I've seen from a problem in Spivak's Calculus that this statement is true.
Proof: For the case where $f$ takes on each value only once: If $f$ is not continuous, there exists $\epsilon gt 0$ such that there are $x$'s arbitrarily close to $a$ with $f(x)\gt f(a)+\epsilon$, or $f(x)\lt f(a)-\epsilon$. Say the first, then there are $x$'s arbitrarily close to $a$ with $x\gt a$ or $x\lt a$, with $f(x)\gt f(a)+\epsilon$. Say the first. Then by IVT, there is $x'\in (a,x)$ with $f(x')\lt f(a)+\epsilon.$ Also by assumption, there is a $y\in (a,x')$ with $f(y)\gt f(a)+\epsilon$. So by IVT, we can find a $x_1\in (y,x'),$ and $x_2\in (x',x)$ with $f(x_1)=f(x_2)=f(a)+\epsilon$, which is a contradiction.
The proof for the case where $f$ takes on each value only finitely many times proceeds by inductive reasoning to the above proof.
However, I just came across a problem that states that if $h:[0,1]\to R$ takes each value exactly twice, then $h$ cannot be continuous on $[0,1]$. The proof to this problem contradicts the above statement.
Proof: Suppose that $h$ is continuous.
(1) By the Min-Max Theorem, $\exists c_1\in [0,1]$, which attains the maximum value of the function. Since each value is taken exactly twice, there is another $c_2\in [0,1]$, say $c_1\lt c_2$ such that $h(c_1)=h(c_2)$.
Now if $0\lt c_1$, then we can choose $a_1,a_2\in (0,1)$ and a real number $k$ such that $0\lt a_1\lt c_1\lt a_2\lt c_2$ and $h(a_1)\lt k \lt h(c_1), h(a_2)\lt k \lt h(c_2)$. Then since $h(c_1)=h(c_2)$ are maximum and $h$ is continuous, by IVT there are $b_i\in (0,1)$ such that $h(b_i)=k$ and $a_1\lt b_1\lt c_1\lt b_2\lt a_2\lt b_3\lt c_2$. This is a contradiction. Hence $c_1=0.$

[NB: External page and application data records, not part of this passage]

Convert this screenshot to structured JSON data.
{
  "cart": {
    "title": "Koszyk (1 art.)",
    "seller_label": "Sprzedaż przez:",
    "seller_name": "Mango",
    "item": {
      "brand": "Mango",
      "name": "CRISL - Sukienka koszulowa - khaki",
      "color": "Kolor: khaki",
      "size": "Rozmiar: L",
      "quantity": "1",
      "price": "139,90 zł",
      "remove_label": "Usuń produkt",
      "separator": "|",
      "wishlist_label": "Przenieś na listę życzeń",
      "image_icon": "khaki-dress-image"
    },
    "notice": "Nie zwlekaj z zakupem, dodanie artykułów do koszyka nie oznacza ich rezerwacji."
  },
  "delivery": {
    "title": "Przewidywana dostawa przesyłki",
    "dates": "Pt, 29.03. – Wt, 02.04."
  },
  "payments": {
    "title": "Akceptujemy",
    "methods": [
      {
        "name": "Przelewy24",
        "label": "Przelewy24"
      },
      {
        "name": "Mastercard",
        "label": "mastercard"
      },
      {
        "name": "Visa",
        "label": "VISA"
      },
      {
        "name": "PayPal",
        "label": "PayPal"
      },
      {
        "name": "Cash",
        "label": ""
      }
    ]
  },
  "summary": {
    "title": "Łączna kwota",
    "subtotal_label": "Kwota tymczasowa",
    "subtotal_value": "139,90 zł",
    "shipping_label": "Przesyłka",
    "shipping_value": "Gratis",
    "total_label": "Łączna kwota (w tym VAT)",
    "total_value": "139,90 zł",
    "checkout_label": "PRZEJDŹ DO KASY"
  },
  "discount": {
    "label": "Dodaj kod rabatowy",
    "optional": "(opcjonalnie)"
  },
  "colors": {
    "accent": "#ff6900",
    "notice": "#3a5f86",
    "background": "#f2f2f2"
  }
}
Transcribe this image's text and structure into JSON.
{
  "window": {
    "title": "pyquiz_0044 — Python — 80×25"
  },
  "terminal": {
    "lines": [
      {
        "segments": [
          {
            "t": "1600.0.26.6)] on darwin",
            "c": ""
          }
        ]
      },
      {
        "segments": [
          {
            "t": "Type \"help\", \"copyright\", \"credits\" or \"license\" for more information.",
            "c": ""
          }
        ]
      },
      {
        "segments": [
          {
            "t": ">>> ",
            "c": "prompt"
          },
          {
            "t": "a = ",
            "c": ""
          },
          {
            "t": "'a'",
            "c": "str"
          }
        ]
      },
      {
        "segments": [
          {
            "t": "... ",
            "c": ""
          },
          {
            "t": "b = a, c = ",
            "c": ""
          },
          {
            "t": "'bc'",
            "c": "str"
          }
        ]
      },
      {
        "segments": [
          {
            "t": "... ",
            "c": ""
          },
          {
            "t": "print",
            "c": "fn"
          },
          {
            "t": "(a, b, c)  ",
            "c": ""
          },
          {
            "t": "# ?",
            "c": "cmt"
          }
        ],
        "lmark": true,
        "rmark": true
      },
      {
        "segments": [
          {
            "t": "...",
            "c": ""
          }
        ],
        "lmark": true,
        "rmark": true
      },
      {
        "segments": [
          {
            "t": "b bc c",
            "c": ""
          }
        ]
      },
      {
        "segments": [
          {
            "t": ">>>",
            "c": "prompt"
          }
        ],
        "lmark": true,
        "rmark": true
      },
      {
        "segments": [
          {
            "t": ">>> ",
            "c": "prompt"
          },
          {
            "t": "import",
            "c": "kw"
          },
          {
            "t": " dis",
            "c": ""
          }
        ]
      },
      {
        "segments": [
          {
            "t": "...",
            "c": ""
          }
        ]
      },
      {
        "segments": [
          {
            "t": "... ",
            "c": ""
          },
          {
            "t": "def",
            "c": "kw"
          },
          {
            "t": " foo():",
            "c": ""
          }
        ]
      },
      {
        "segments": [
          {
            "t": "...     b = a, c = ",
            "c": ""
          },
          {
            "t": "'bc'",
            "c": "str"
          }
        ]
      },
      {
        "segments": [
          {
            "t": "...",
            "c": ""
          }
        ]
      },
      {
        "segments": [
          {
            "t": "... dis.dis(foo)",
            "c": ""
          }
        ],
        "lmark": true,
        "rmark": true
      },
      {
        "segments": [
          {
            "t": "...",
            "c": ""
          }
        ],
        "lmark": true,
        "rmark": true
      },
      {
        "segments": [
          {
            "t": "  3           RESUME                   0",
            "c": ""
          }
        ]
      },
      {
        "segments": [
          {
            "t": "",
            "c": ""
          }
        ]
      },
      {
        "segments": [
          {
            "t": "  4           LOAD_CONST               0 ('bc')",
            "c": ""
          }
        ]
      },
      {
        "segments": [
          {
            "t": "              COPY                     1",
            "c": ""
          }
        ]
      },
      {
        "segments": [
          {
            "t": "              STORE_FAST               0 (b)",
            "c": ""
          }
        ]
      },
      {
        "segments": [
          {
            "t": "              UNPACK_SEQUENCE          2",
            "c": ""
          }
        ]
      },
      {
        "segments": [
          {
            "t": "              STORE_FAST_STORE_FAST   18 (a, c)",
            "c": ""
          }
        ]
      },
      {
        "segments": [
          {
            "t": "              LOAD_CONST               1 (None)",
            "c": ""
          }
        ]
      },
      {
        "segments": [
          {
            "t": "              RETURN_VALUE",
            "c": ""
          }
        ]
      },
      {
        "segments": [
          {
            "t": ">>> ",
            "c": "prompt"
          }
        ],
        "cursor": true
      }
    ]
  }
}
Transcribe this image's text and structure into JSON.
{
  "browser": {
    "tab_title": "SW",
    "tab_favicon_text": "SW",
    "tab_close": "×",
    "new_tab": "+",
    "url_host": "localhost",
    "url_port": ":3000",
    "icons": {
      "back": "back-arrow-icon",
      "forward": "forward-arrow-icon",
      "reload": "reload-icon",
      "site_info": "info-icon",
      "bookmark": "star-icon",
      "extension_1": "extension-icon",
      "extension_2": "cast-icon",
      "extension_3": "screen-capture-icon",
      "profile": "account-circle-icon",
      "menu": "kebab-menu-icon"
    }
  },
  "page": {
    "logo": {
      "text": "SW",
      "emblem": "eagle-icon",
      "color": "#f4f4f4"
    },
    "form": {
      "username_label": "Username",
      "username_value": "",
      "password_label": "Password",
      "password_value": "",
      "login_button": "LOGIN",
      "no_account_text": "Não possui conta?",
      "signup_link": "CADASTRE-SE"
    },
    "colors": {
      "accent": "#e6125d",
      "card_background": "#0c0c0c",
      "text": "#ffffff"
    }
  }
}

(2) Now by the same reasoning as above, we can show that there are $d_1, d_2$ for which $h$ attains the minimum and $d_1=0, d_2=1$.
Hence by (1) and (2) h is a constant function, which is a contradiction to the assumption.
Now I don't see any errors in the reasoning of either proof, but the conclusions seem contradictory. How can I reconcile this situation?